Get the news and information you need to take on the day.
Analysis: Before some business owners can open shop, their application must be reviewed by a neighborhood planning group. The volunteer residents study the proposals and advise the city on whether to ultimately approve it.
Most planning groups meet each month to discuss these proposals and other issues like street conditions or long-term development. But earlier this month, the planning group that covers Kensington and Talmadge found itself without a place to meet.
The Kensington Community Church, where the group gathered for 15 years, raised its prices for meeting rooms from $25 to $150 per month. The increase stirred a small buzz within the neighborhood and then spilled into the Union-Tribune.
Church leaders said they needed to raise the rates to balance growing costs. Planning group leaders called the rates too steep and pressured the church for an exemption. Without lower prices, they argued, the planning group would have to relocate to facilities farther away from the neighborhood’s core.
“I approached them and explained that we were a city-affiliated planning group, we were prohibited from any major fund-raising activities and asked if they would accept a smaller rent amount for us,” Hebrank, the planning group’s chairman, told the Union-Tribune.
In fact, no city law would have prohibited the planning group from collecting donations to offset the increased rent, city officials confirmed. As long as contributions are voluntary and don’t present a conflict of interest, they’re OK to accept.
When we called Hebrank about the discrepancy, he said other planning group members told him they couldn’t accept major donations. Hebrank said he had proposed fundraising at the community’s Memorial Day parade and other members adamantly argued that it was not allowed.
But the other members’ assertions were unfounded.

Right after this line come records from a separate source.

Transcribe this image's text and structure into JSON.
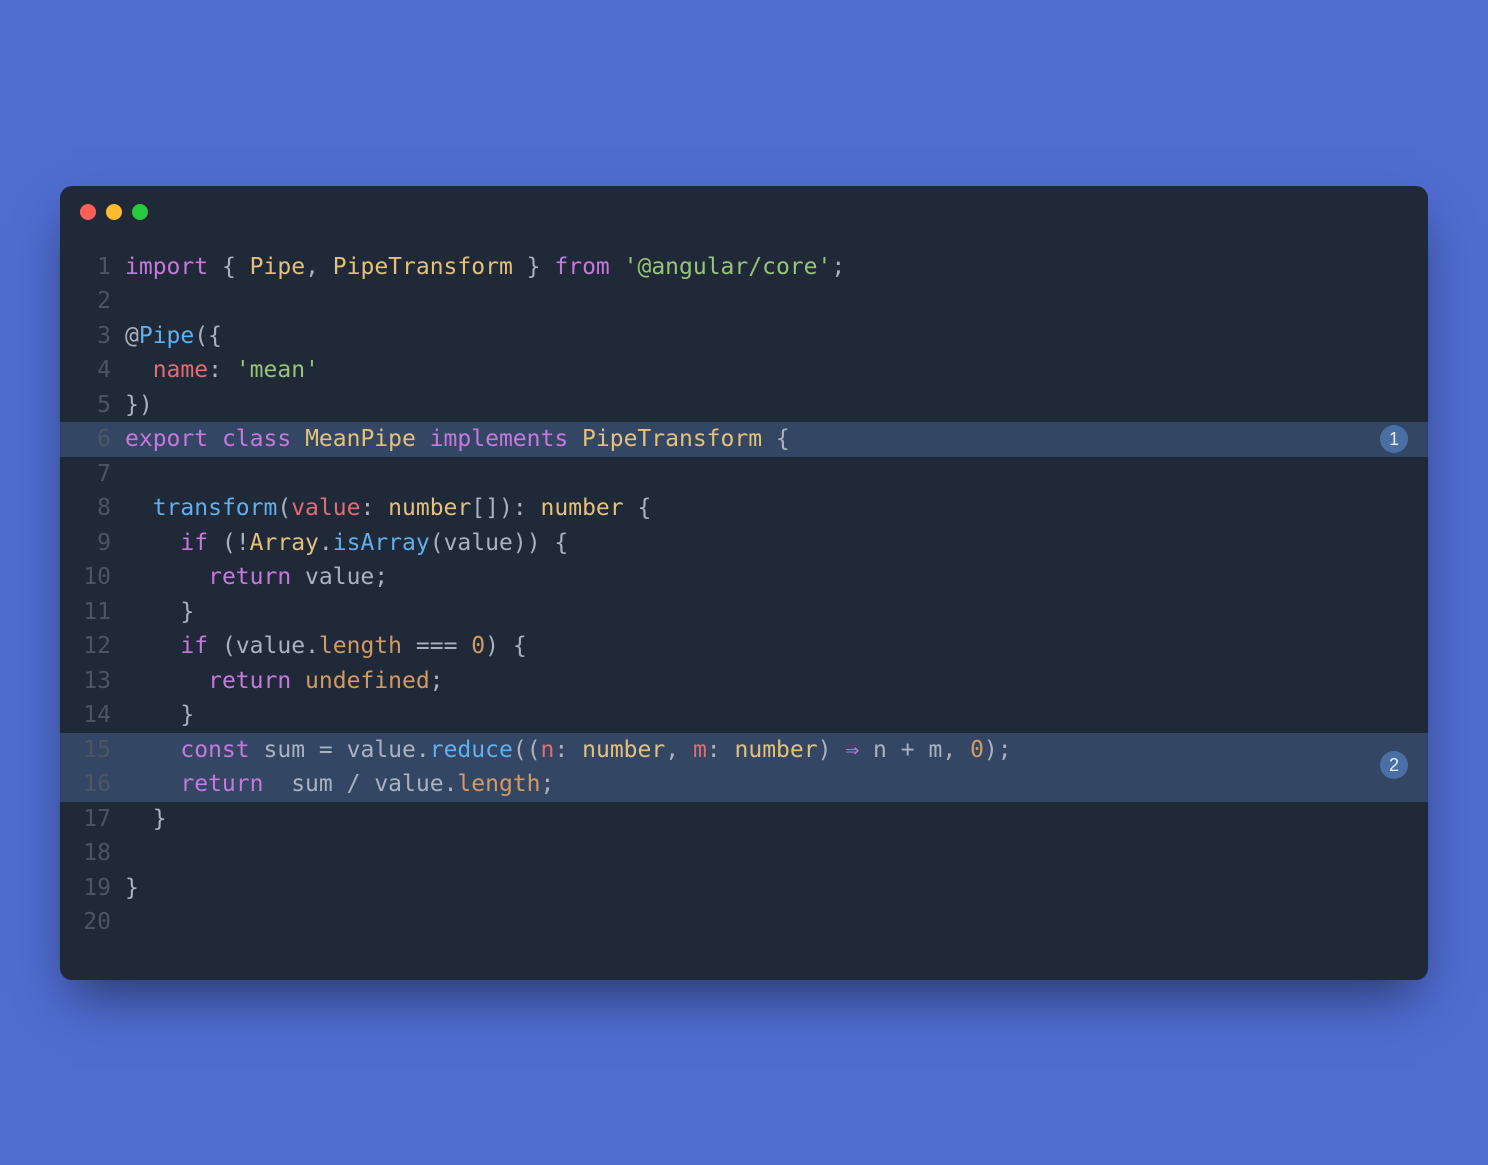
{
  "window": {
    "traffic_lights": [
      "close",
      "minimize",
      "maximize"
    ]
  },
  "annotations": {
    "badge1": "1",
    "badge2": "2"
  },
  "code": {
    "line_count": 20,
    "highlighted_lines": [
      6,
      15,
      16
    ],
    "tokens": {
      "import": "import",
      "lbrace": "{",
      "rbrace": "}",
      "pipe": "Pipe",
      "comma": ",",
      "pipe_transform": "PipeTransform",
      "from": "from",
      "angular_core": "'@angular/core'",
      "semi": ";",
      "at": "@",
      "lparen": "(",
      "rparen": ")",
      "name": "name",
      "colon": ":",
      "mean": "'mean'",
      "export": "export",
      "class": "class",
      "mean_pipe": "MeanPipe",
      "implements": "implements",
      "transform": "transform",
      "value": "value",
      "number": "number",
      "lbracket": "[",
      "rbracket": "]",
      "if": "if",
      "bang": "!",
      "array": "Array",
      "dot": ".",
      "is_array": "isArray",
      "return": "return",
      "length": "length",
      "triple_eq": "===",
      "zero": "0",
      "undefined": "undefined",
      "const": "const",
      "sum": "sum",
      "equals": "=",
      "reduce": "reduce",
      "n": "n",
      "m": "m",
      "arrow": "⇒",
      "plus": "+",
      "slash": "/"
    }
  }
}
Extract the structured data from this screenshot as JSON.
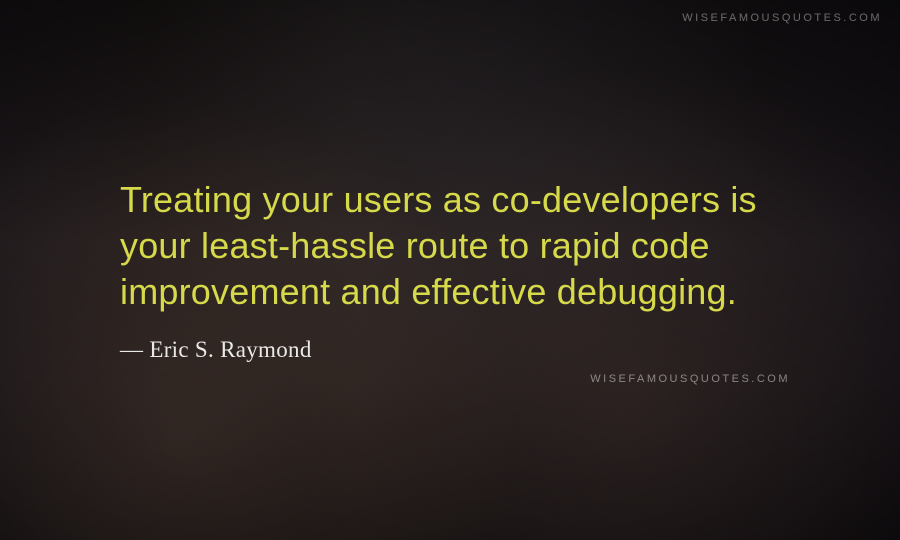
{
  "quote": {
    "text": "Treating your users as co-developers is your least-hassle route to rapid code improvement and effective debugging.",
    "author": "— Eric S. Raymond"
  },
  "watermark": {
    "text": "WISEFAMOUSQUOTES.COM"
  }
}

Although community planning groups play a low-profile, volunteer role in city affairs, we ran this statement through the Fact Check simply to learn more about their inner workings and the little-known rules they follow. When we first read the Union-Tribune article, we had no idea whether Hebrank’s description was true or false, and we were curious to figure out the answer. The idea wasn’t to ding Hebrank but rather explain an issue in the news and make sure the correct information is in the public domain.
For sure, fundraising is generally a small part of what planning groups do. Since it’s primarily used for minor administrative costs like paper copies, websites and rent, the budget typically hovers around a few hundred dollars. When funding runs low, groups pass around a collection envelope at meetings.
The funding is normally so small that city planners who oversee the groups don’t track it. A member of the planning group typically volunteers to be its treasurer.
Even with the ability to fundraise, Hebrank said the Kensington-Talmadge Planning Group has moved on from its longtime meeting place. It’s now discussing whether to hold regular meetings at Hoover High School, which charges no rent, and Franklin Elementary School, which charges $10 per month. Both schools are still within the neighborhoods.
“We’re not in the business to be fundraising,” Hebrank said about the move. “If we can meet at a school for little to no cost, then that’s going to be our first choice.”
For its part, the Kensington Community Church doesn’t hold any bad blood. If the planning group wants to come back and pay the new rates, it’s welcome to apply, said Sheryl Chafee, chairwoman of the church’s board of trustees.
“I was really surprised when everything became news and somehow it became we ended on a bad note,” Chafee said. “We’re certainly willing to have the conversation.”